Chinook RV: A Seamless C-Body Manufacturer
Dan Lukehart, president of Trail Wagons Inc., dba Chinook RV, tells a story about a customer who left a paper cup full of coffee on the rear bumper of his new Chinook Concourse Class C motorhome and drove off. When he got home, Lukehart relates, the cup was still sitting on the bumper with coffee in it.
That story speaks volumes for the manufacturers of Chinook one-piece molded fiberglass minimotorhomes.
“We don’t have any other priorities other than making the most sound motorhome possible,” Lukehart said. “It’s expensive to do it that way, but that is what makes us a niche. Not everybody can afford everything that we build.”
Indeed, customers expect quality and top-line features from Chinook RV, which manufactures about 450 minimotorhomes annually with retail base prices from $74,157 to $167,131.
“We’ve failed at building an economy model,” Lukehart said. “That’s what controls our volume completely. There’s not an employee here who could build a midline vehicle. I’ve been asked to do that hundreds of times, and I ask how? Every time we try to do it, every time we try to design something out, somebody else (in Chinook management) puts it back in.”
Chinook emphasizes the strength of its one-piece molded fiberglass construction.
“Our molds provide as fine a finish as you have on any car,” Lukehart said. “The whole thing involves as many as eight to 10 layers of fiberglass at the end of the process. It’s 3 or 4 inches thick at some points. We mold a lot of the openings, and we don’t have any flange-mounted doors. All that does away with having to install trim and caulking. Because it’s one piece, it has a lot of strength. It has no weak points and it provides a solid ride.”
Chinook, first produced in 1938 by Sy and Rose Mair in Orange County, Calif., is among the oldest U.S. brand names in the RV industry.
“In 1938, they were just little old travel trailers and pickup campers and chassis mounts that went on a one-ton cab chassis,” Lukehart said.

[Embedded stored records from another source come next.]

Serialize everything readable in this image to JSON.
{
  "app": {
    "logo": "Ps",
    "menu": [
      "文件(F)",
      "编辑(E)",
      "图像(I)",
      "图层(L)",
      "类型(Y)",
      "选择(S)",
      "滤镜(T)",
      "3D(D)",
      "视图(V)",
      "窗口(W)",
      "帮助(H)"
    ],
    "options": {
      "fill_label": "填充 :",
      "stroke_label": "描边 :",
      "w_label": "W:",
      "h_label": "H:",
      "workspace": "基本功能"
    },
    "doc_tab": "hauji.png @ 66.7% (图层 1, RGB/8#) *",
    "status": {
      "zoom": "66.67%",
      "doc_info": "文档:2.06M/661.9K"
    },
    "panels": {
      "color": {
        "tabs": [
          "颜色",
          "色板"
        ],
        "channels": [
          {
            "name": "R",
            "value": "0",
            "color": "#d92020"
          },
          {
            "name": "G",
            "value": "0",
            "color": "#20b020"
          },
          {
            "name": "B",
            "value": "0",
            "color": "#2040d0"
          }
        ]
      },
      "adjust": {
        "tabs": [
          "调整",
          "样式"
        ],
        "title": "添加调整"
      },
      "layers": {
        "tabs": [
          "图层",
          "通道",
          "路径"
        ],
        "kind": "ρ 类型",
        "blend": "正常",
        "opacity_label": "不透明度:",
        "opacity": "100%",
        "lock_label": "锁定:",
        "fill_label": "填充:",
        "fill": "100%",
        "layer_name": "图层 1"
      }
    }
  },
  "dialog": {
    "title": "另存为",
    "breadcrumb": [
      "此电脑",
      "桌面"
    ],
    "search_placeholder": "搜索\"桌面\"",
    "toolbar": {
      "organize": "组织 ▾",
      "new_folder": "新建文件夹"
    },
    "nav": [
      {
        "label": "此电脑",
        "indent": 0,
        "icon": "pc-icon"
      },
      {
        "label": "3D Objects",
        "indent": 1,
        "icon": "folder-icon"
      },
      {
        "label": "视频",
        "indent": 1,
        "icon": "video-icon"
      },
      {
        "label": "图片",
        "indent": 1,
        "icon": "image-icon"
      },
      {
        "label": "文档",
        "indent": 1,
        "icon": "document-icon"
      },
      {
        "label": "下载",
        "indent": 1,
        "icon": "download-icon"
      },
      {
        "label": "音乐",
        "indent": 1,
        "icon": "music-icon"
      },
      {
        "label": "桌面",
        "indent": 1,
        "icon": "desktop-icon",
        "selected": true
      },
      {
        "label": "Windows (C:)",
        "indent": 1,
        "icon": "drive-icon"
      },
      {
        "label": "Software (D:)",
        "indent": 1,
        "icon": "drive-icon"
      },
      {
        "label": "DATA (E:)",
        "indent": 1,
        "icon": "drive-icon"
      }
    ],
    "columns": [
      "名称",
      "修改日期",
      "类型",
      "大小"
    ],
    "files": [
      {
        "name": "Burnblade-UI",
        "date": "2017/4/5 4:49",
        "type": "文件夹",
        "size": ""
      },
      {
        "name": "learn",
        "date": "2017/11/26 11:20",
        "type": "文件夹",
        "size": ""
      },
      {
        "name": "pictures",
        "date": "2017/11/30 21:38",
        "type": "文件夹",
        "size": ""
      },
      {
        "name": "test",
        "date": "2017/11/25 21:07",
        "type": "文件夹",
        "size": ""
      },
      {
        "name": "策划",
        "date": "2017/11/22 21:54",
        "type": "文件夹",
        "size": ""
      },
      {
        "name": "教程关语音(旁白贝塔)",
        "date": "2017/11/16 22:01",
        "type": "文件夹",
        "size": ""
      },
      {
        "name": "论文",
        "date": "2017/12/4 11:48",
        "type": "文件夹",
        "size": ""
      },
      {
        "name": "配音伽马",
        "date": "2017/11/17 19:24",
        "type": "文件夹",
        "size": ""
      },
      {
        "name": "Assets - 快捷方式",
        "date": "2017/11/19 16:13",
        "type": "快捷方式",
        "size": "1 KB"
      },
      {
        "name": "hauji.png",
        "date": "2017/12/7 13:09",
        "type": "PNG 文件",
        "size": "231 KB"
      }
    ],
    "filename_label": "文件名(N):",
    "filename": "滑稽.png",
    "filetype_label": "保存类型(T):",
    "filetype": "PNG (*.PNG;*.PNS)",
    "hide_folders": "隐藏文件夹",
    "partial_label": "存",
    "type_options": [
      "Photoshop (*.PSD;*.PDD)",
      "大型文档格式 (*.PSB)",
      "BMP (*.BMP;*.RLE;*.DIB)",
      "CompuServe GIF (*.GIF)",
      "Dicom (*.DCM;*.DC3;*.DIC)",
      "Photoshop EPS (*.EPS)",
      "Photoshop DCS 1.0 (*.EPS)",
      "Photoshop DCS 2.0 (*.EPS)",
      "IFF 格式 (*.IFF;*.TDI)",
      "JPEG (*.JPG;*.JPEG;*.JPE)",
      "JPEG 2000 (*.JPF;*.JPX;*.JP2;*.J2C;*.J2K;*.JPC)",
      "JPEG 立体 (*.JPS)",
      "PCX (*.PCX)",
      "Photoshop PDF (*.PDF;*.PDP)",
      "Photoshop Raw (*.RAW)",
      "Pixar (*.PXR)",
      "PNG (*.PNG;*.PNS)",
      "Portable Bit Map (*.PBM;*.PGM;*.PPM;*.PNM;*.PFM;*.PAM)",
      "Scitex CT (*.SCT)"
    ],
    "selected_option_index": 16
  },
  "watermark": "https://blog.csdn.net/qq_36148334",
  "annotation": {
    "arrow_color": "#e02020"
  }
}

In 1971, after Chinook had been merged and sold several times and moved to Yakima, Wash., Lukehart’s father, Gary, became president of the company, which at the time was owned by an investment group that took it public. When the investment group pulled out in 1975, Gary Lukehart left Chinook, which became idle, and formed Trail Wagons Inc. to build Class B van campers.
Gary Lukehart previously had owned Family Wagon Compact Equipment Co., which converted Chevrolet and Dodge vans into campers. He is restoring one of his original conversions, a 1961 Corvair, which he found at a convention of Corvair owners. During the late 1970s and early 1980s, Trail Wagons converted Dodge, Chevrolet and Ford vans into Class B motorhomes.
“They weren’t just van campers, though,” Dan Lukehart said. “They were luxury travel vans that sold, basically, in the auto market.”
Chinook lay dormant until 1985, when Gary Lukehart purchased the remnants of the company and the Chinook brand name.
Trail Wagons eventually began to focus singularly on Chinook minimotorhomes and its one-piece fiberglass construction, which Gary Lukehart had implemented previously while at Chinook’s helm.
Chinook frequently has gone outside the RV arena to prove the point. Dan Lukehart set a motorhome land-speed record of 114 mph in 1998 at the Bonneville Salt Flats in Utah, and in 2000 participated in the Alcan Winter Rally, a strenuous road rally from the Pacific Northwest to Alaska.
“We did it to prove that Chinooks aren’t just motorhomes and shouldn’t be stereotyped as being only for old people,” Lukehart said.
Always innovating, Chinook has built and shown macho-style off-road Class Cs, and most recently a minimotorhome with the look of GM’s Hummer.
“It’s a front-appearance package with a Hummer H2 nose on a Chevy cutaway chassis,” Lukehart said. “We’re not saying that it’s a Hummer, but it was fun to do. That’s what it’s all about: Dress it up and make it look nice.”